### Assignment
Each line holding the string "partnership" is to be copied from the data.

### Task data

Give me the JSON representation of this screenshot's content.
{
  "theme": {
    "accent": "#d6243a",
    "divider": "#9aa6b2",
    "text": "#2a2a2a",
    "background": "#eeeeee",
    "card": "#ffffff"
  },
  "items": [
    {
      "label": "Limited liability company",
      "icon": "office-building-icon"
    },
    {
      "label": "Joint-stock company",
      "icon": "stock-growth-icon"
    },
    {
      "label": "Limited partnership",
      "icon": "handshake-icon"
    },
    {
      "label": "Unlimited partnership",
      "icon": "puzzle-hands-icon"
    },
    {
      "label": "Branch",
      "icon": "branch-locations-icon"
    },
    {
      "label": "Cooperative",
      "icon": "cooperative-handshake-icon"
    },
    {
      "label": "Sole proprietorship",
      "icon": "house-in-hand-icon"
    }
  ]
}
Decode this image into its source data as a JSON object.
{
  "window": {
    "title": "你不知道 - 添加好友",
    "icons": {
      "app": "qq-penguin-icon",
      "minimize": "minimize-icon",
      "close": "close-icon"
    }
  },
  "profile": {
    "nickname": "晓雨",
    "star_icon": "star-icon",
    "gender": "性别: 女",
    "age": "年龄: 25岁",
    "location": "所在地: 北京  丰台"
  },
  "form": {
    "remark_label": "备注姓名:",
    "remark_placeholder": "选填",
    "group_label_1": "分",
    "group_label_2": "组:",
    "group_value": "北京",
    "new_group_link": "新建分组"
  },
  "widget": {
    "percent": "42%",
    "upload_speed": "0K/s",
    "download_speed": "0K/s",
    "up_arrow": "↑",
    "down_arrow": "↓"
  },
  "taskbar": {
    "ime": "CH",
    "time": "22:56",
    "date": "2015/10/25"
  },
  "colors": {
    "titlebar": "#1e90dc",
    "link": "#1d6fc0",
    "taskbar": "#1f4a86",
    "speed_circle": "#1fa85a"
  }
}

### Written response
      "label": "Limited partnership",
      "label": "Unlimited partnership",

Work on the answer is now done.